▸ Data about app and page elements
+-------+

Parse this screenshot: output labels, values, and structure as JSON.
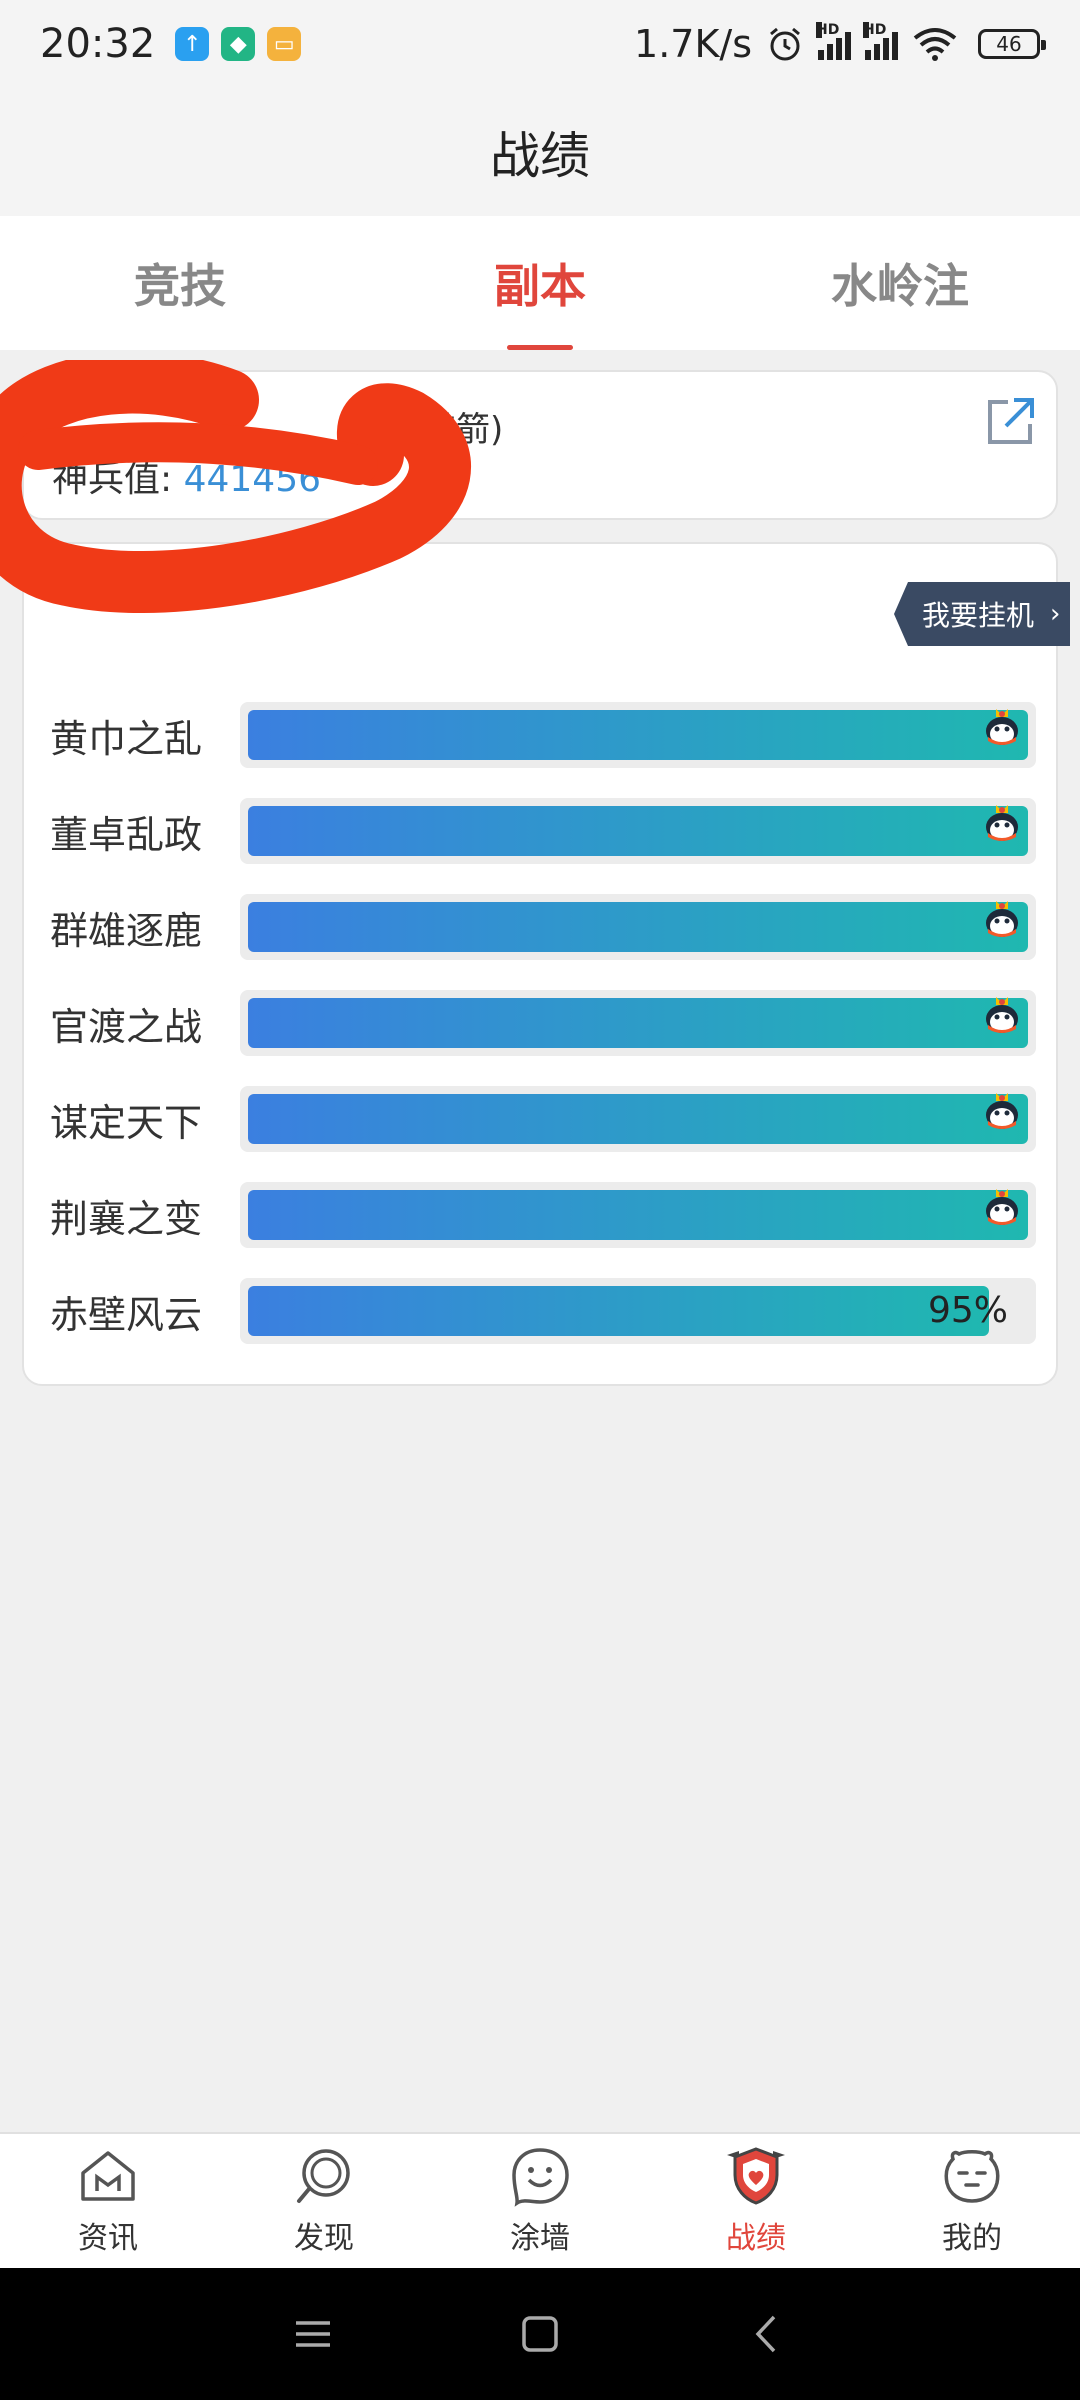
{
  "status_bar": {
    "time": "20:32",
    "net_speed": "1.7K/s",
    "battery": "46",
    "notifications": [
      {
        "name": "upload-icon",
        "color": "#2aa0f0",
        "glyph": "↑"
      },
      {
        "name": "shield-app-icon",
        "color": "#22b585",
        "glyph": "◆"
      },
      {
        "name": "message-app-icon",
        "color": "#f4b23d",
        "glyph": "▭"
      }
    ]
  },
  "header": {
    "title": "战绩"
  },
  "tabs": [
    {
      "label": "竞技",
      "active": false
    },
    {
      "label": "副本",
      "active": true
    },
    {
      "label": "水岭注",
      "active": false
    }
  ],
  "profile": {
    "name_visible_suffix": "借箭)",
    "score_label": "神兵值: ",
    "score_value": "441456"
  },
  "progress": {
    "idle_button_label": "我要挂机",
    "rows": [
      {
        "label": "黄巾之乱",
        "progress": 100,
        "completed": true
      },
      {
        "label": "董卓乱政",
        "progress": 100,
        "completed": true
      },
      {
        "label": "群雄逐鹿",
        "progress": 100,
        "completed": true
      },
      {
        "label": "官渡之战",
        "progress": 100,
        "completed": true
      },
      {
        "label": "谋定天下",
        "progress": 100,
        "completed": true
      },
      {
        "label": "荆襄之变",
        "progress": 100,
        "completed": true
      },
      {
        "label": "赤壁风云",
        "progress": 95,
        "completed": false,
        "pct_text": "95%"
      }
    ]
  },
  "bottom_nav": [
    {
      "label": "资讯",
      "icon": "house-icon",
      "active": false
    },
    {
      "label": "发现",
      "icon": "search-icon",
      "active": false
    },
    {
      "label": "涂墙",
      "icon": "smile-icon",
      "active": false
    },
    {
      "label": "战绩",
      "icon": "shield-icon",
      "active": true
    },
    {
      "label": "我的",
      "icon": "face-icon",
      "active": false
    }
  ],
  "colors": {
    "accent": "#e0463c",
    "link": "#3a8fd6",
    "bar_start": "#3b7fe0",
    "bar_end": "#1fb8b0",
    "redaction": "#f03a17"
  }
}
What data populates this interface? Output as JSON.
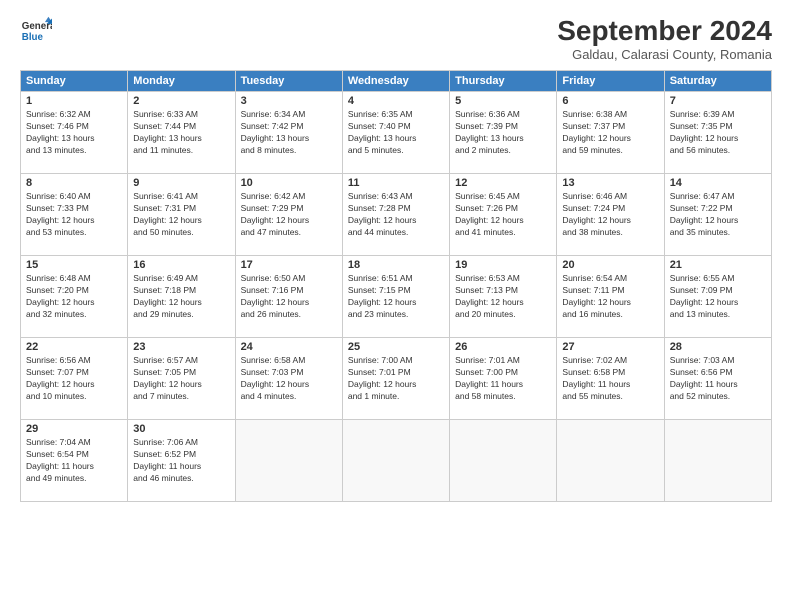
{
  "header": {
    "logo_line1": "General",
    "logo_line2": "Blue",
    "month_title": "September 2024",
    "location": "Galdau, Calarasi County, Romania"
  },
  "weekdays": [
    "Sunday",
    "Monday",
    "Tuesday",
    "Wednesday",
    "Thursday",
    "Friday",
    "Saturday"
  ],
  "weeks": [
    [
      {
        "day": "1",
        "info": "Sunrise: 6:32 AM\nSunset: 7:46 PM\nDaylight: 13 hours\nand 13 minutes."
      },
      {
        "day": "2",
        "info": "Sunrise: 6:33 AM\nSunset: 7:44 PM\nDaylight: 13 hours\nand 11 minutes."
      },
      {
        "day": "3",
        "info": "Sunrise: 6:34 AM\nSunset: 7:42 PM\nDaylight: 13 hours\nand 8 minutes."
      },
      {
        "day": "4",
        "info": "Sunrise: 6:35 AM\nSunset: 7:40 PM\nDaylight: 13 hours\nand 5 minutes."
      },
      {
        "day": "5",
        "info": "Sunrise: 6:36 AM\nSunset: 7:39 PM\nDaylight: 13 hours\nand 2 minutes."
      },
      {
        "day": "6",
        "info": "Sunrise: 6:38 AM\nSunset: 7:37 PM\nDaylight: 12 hours\nand 59 minutes."
      },
      {
        "day": "7",
        "info": "Sunrise: 6:39 AM\nSunset: 7:35 PM\nDaylight: 12 hours\nand 56 minutes."
      }
    ],
    [
      {
        "day": "8",
        "info": "Sunrise: 6:40 AM\nSunset: 7:33 PM\nDaylight: 12 hours\nand 53 minutes."
      },
      {
        "day": "9",
        "info": "Sunrise: 6:41 AM\nSunset: 7:31 PM\nDaylight: 12 hours\nand 50 minutes."
      },
      {
        "day": "10",
        "info": "Sunrise: 6:42 AM\nSunset: 7:29 PM\nDaylight: 12 hours\nand 47 minutes."
      },
      {
        "day": "11",
        "info": "Sunrise: 6:43 AM\nSunset: 7:28 PM\nDaylight: 12 hours\nand 44 minutes."
      },
      {
        "day": "12",
        "info": "Sunrise: 6:45 AM\nSunset: 7:26 PM\nDaylight: 12 hours\nand 41 minutes."
      },
      {
        "day": "13",
        "info": "Sunrise: 6:46 AM\nSunset: 7:24 PM\nDaylight: 12 hours\nand 38 minutes."
      },
      {
        "day": "14",
        "info": "Sunrise: 6:47 AM\nSunset: 7:22 PM\nDaylight: 12 hours\nand 35 minutes."
      }
    ],
    [
      {
        "day": "15",
        "info": "Sunrise: 6:48 AM\nSunset: 7:20 PM\nDaylight: 12 hours\nand 32 minutes."
      },
      {
        "day": "16",
        "info": "Sunrise: 6:49 AM\nSunset: 7:18 PM\nDaylight: 12 hours\nand 29 minutes."
      },
      {
        "day": "17",
        "info": "Sunrise: 6:50 AM\nSunset: 7:16 PM\nDaylight: 12 hours\nand 26 minutes."
      },
      {
        "day": "18",
        "info": "Sunrise: 6:51 AM\nSunset: 7:15 PM\nDaylight: 12 hours\nand 23 minutes."
      },
      {
        "day": "19",
        "info": "Sunrise: 6:53 AM\nSunset: 7:13 PM\nDaylight: 12 hours\nand 20 minutes."
      },
      {
        "day": "20",
        "info": "Sunrise: 6:54 AM\nSunset: 7:11 PM\nDaylight: 12 hours\nand 16 minutes."
      },
      {
        "day": "21",
        "info": "Sunrise: 6:55 AM\nSunset: 7:09 PM\nDaylight: 12 hours\nand 13 minutes."
      }
    ],
    [
      {
        "day": "22",
        "info": "Sunrise: 6:56 AM\nSunset: 7:07 PM\nDaylight: 12 hours\nand 10 minutes."
      },
      {
        "day": "23",
        "info": "Sunrise: 6:57 AM\nSunset: 7:05 PM\nDaylight: 12 hours\nand 7 minutes."
      },
      {
        "day": "24",
        "info": "Sunrise: 6:58 AM\nSunset: 7:03 PM\nDaylight: 12 hours\nand 4 minutes."
      },
      {
        "day": "25",
        "info": "Sunrise: 7:00 AM\nSunset: 7:01 PM\nDaylight: 12 hours\nand 1 minute."
      },
      {
        "day": "26",
        "info": "Sunrise: 7:01 AM\nSunset: 7:00 PM\nDaylight: 11 hours\nand 58 minutes."
      },
      {
        "day": "27",
        "info": "Sunrise: 7:02 AM\nSunset: 6:58 PM\nDaylight: 11 hours\nand 55 minutes."
      },
      {
        "day": "28",
        "info": "Sunrise: 7:03 AM\nSunset: 6:56 PM\nDaylight: 11 hours\nand 52 minutes."
      }
    ],
    [
      {
        "day": "29",
        "info": "Sunrise: 7:04 AM\nSunset: 6:54 PM\nDaylight: 11 hours\nand 49 minutes."
      },
      {
        "day": "30",
        "info": "Sunrise: 7:06 AM\nSunset: 6:52 PM\nDaylight: 11 hours\nand 46 minutes."
      },
      {
        "day": "",
        "info": ""
      },
      {
        "day": "",
        "info": ""
      },
      {
        "day": "",
        "info": ""
      },
      {
        "day": "",
        "info": ""
      },
      {
        "day": "",
        "info": ""
      }
    ]
  ]
}
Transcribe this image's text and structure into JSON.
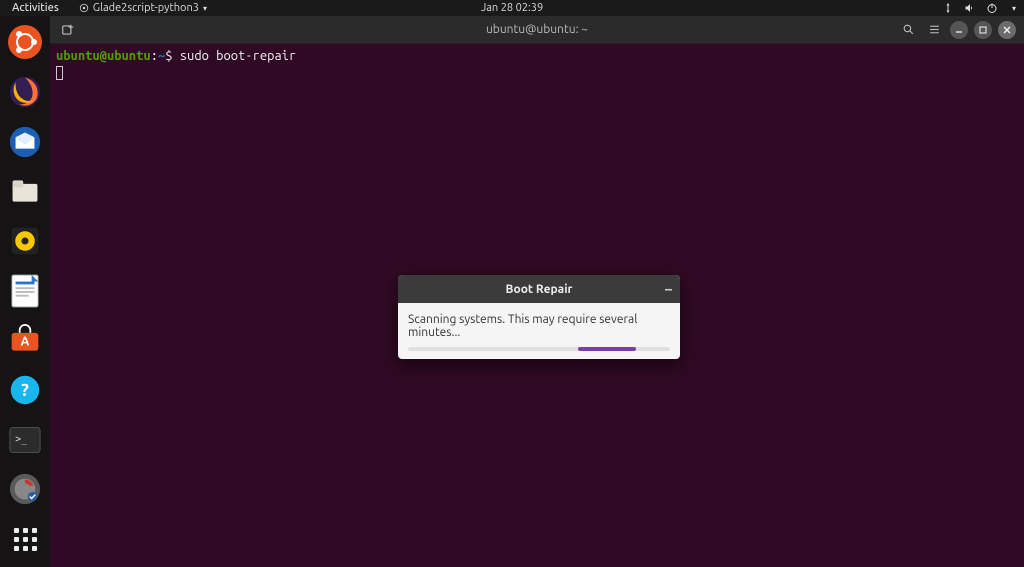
{
  "top_panel": {
    "activities": "Activities",
    "app_name": "Glade2script-python3",
    "datetime": "Jan 28  02:39",
    "tray_icons": [
      "network-icon",
      "volume-icon",
      "power-icon",
      "caret-down-icon"
    ]
  },
  "dock": {
    "items": [
      {
        "name": "ubuntu-logo",
        "color": "#E95420"
      },
      {
        "name": "firefox",
        "color": "#FF7139"
      },
      {
        "name": "thunderbird",
        "color": "#0A84FF"
      },
      {
        "name": "files",
        "color": "#D9D5C9"
      },
      {
        "name": "rhythmbox",
        "color": "#F7C800"
      },
      {
        "name": "libreoffice-writer",
        "color": "#2A74C9"
      },
      {
        "name": "ubuntu-software",
        "color": "#E95420"
      },
      {
        "name": "help",
        "color": "#19B6EE"
      },
      {
        "name": "terminal",
        "color": "#333333"
      },
      {
        "name": "boot-repair",
        "color": "#6E6E6E"
      }
    ],
    "apps_button": "show-applications"
  },
  "terminal": {
    "title": "ubuntu@ubuntu: ~",
    "prompt_userhost": "ubuntu@ubuntu",
    "prompt_sep": ":",
    "prompt_path": "~",
    "prompt_symbol": "$",
    "command": "sudo boot-repair"
  },
  "dialog": {
    "title": "Boot Repair",
    "message": "Scanning systems. This may require several minutes..."
  }
}
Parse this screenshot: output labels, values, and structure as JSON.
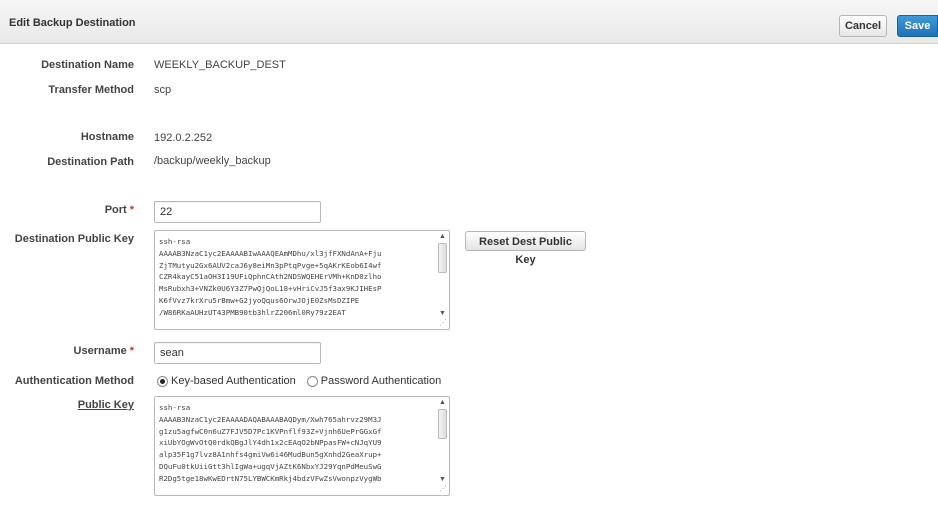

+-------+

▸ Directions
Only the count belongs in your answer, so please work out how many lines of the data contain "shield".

▸ Answer to this task
2